The only thing left to do was plan for the day.
“We were stressed out for sure, with it being our first one,” Justin says. “We talked to a lot of the other breeders and took a lot of their advice as far as how the sale runs.”
That advice paid off. They welcomed guests the morning of the auction with a breakfast before selling 72 registered Angus bulls.
Raelin says the family is grateful for customers and mentors as they look back on that inaugural event. It is thanks to the input of others that they’re able to make the sale an annual tradition, she adds.
Learning from others isn’t new to the Allen brothers, however. It’s a trend they’re proud to say stretches throughout not just their careers as cattlemen, but their entire lives.
Their father has always been a source of knowledge, and friends of generations past remember the Allen name from their grandfather and have reached out to support the newest of the family to enter the cattle industry.
“This is a big ranching community, and my grandpa had a good reputation,” Justin says. “He knew a lot of people and was a really good man.”
It’s their grandfather who’s responsible for the hearts Justin and Logan have for cattle. The brothers aren’t just businessmen, they’re true cattlemen.
“It’s not just about buying or selling bulls,” Logan says, thinking of the people who’ve invested in his family’s operation. “A lot of [customers] are our friends.”
Even prior to last year’s sale, the Allen brothers personally deliver bulls to buyers, for the simple truth that they love to catch up with the people who matter most to them.

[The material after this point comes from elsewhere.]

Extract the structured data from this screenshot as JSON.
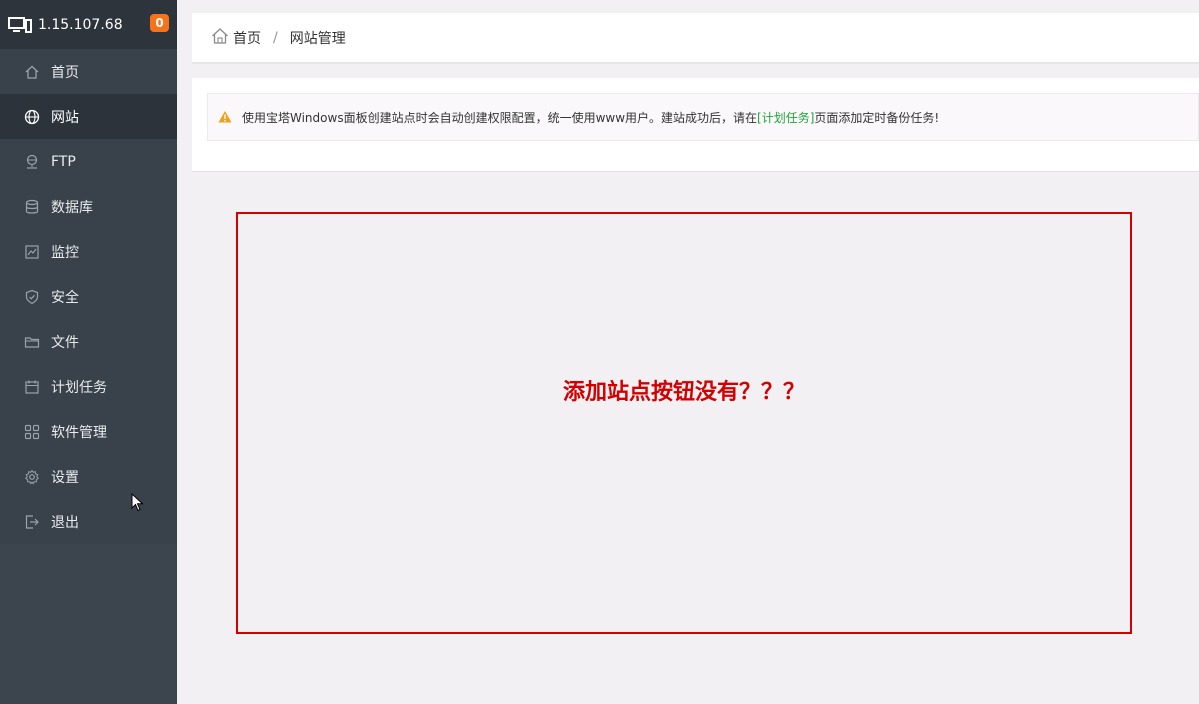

Throughout breeding season, Justin and Logan continue to pick up the phone and check on their customers.
It’s all part of a philosophy they learned while growing up: chase quality. In all that they’ve done, Justin says they’ve never tried to cut corners, and they’ve always thought long-term.
“There [are] a lot of easier ways to make money than cattle,” Justin admits. “I think it all starts with passion though … if we didn’t have a passion and love for the cattle, we would’ve failed for sure. When you’re passionate about something, it’s easy to work hard.”
The mindset takes grit, but the brothers wouldn’t have it any other way. It’s the way their grandpa used to do it, and it’s the way they’ll continue to do it.